Now we choose the steepest descent integrator to remove possible overlaps of the particles. Therefore we integrate until the energy of the whole system is lower than $5 k_BT$.

For the simulation of our system we choose the velocity Verlet integrator

To calculate the dipole-dipole interaction we use the Dipolar P3M method (see Ref. [1]) which is based on the Ewald summation. By default the boundary conditions of the system are set to conducting which means the dielectric constant is set to infinity for the surrounding medium. As we want to simulate a two dimensional system we additionally use the dipolar layer correction (DLC) (see Ref. [2]). As we add DipolarP3M to our system as an actor, a tuning function is started automatically which tries to find the optimal parameters for Dipolar P3M and prints them to the screen. The last line of the output is the value of the tuned skin.

Now we equilibrate the dipole-dipole interaction for some time

As we are interested in the cluster sizes and the number of clusters we now set up the cluster analysis with the distance criterion that a particle is added to a cluster if the nearest neighbors are closer than $1.3\cdot\sigma_{lj}$.


Now we sample our system for some time and do a cluster analysis in order to get an estimator of the cluster observables.

For the cluster analysis we create two empty lists. The first for the number of clusters and the second for their sizes.

We sample over 100 loops

As the system is two dimensional, we can simply do a scatter plot to get a visual representation of a system state. To get a better insight of how a ferrofluid system develops during time we will create a video of the development of our system during the sampling. If you only want to sample the system simply go to Sampling without animation

Sampling with animation

To get an animation of the system development we have to create a function which will save the video and embed it in an html string.

Now we use the animation class of matplotlib to save snapshots of the system as frames of a video which is then displayed after the sampling is finished. Between two frames are 100 integration steps.
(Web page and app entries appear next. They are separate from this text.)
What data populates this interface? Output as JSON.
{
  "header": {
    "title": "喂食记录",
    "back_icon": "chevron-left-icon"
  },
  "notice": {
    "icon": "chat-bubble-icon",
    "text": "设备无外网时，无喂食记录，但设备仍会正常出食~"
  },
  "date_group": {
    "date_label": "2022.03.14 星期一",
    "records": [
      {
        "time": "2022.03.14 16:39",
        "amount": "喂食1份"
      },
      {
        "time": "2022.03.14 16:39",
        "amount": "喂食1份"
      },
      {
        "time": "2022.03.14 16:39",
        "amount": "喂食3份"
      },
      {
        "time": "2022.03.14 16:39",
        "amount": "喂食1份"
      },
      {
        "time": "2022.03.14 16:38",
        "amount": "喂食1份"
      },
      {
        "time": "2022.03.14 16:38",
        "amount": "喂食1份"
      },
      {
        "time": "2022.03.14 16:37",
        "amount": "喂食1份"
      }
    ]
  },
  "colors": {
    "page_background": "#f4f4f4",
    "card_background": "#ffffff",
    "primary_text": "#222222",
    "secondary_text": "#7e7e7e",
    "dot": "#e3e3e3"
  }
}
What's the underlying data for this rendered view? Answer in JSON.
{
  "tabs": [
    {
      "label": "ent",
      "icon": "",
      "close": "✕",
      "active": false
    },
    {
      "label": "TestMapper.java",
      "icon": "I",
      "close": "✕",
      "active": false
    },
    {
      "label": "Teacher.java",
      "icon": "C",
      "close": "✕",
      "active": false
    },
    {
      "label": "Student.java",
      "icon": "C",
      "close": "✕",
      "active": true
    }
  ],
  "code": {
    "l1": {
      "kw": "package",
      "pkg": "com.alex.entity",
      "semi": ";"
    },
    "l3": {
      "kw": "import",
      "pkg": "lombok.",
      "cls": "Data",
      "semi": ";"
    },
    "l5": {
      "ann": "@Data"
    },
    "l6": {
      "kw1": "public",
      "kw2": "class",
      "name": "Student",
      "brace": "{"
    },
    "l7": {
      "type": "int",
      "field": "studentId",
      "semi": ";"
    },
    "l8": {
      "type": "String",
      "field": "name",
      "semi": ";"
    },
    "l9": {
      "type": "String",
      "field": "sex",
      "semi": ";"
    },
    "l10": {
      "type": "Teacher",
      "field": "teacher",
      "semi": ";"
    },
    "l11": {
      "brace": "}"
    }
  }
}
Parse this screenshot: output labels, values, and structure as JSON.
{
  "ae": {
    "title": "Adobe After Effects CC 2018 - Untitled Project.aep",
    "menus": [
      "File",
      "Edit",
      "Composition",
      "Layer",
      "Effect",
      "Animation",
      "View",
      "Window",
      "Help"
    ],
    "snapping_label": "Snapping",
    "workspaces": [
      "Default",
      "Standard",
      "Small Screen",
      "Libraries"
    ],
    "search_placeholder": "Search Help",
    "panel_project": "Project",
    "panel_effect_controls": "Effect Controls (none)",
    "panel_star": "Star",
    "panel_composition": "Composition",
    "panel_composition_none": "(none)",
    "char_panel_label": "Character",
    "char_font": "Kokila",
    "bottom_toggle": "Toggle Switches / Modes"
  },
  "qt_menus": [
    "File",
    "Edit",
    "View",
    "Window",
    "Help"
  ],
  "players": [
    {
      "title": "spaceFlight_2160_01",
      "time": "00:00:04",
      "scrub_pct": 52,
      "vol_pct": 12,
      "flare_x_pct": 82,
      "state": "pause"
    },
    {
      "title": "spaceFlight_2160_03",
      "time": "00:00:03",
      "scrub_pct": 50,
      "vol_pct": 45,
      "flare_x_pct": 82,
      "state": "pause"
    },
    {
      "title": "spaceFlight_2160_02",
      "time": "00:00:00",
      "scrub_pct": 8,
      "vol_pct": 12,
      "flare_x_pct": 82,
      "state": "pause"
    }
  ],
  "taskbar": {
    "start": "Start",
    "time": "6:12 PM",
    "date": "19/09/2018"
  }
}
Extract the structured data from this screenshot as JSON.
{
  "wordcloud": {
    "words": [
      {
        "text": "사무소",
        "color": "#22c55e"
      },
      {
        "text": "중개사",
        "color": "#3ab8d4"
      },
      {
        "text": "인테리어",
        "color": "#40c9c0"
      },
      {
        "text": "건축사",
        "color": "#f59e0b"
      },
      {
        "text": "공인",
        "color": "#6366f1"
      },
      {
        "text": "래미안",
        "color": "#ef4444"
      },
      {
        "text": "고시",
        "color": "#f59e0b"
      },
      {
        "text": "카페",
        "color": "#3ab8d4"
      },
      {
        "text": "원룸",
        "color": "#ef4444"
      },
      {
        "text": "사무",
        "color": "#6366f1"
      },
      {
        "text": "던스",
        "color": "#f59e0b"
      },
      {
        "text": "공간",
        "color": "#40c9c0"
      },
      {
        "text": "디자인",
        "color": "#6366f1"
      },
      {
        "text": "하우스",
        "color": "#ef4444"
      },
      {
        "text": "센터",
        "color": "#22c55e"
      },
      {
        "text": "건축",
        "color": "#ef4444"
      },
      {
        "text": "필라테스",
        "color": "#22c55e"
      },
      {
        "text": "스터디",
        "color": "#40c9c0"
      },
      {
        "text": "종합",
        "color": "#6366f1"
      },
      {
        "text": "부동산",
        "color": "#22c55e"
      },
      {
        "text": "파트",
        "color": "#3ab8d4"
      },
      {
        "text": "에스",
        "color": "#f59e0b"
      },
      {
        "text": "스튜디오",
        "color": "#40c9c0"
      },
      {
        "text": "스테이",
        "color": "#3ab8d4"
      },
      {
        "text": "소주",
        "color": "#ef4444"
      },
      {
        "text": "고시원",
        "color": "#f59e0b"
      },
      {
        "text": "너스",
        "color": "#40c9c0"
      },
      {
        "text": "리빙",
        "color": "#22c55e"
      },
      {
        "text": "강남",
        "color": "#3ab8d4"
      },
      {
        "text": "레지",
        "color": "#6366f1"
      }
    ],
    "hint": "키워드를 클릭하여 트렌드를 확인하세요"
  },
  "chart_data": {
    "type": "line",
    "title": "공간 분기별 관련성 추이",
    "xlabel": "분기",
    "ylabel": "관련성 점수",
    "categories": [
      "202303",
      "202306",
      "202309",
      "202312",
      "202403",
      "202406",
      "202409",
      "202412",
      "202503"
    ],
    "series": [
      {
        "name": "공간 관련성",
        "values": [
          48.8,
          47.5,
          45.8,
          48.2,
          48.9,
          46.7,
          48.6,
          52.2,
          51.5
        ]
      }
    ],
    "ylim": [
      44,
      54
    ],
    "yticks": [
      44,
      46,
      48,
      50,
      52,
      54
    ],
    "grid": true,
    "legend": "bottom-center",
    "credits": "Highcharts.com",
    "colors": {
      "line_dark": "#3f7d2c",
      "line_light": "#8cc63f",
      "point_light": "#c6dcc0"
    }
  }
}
In the video chain-like and ring-like clusters should be visible which are possibly connected via Y- and X-links to each other. Some monomers should be also present.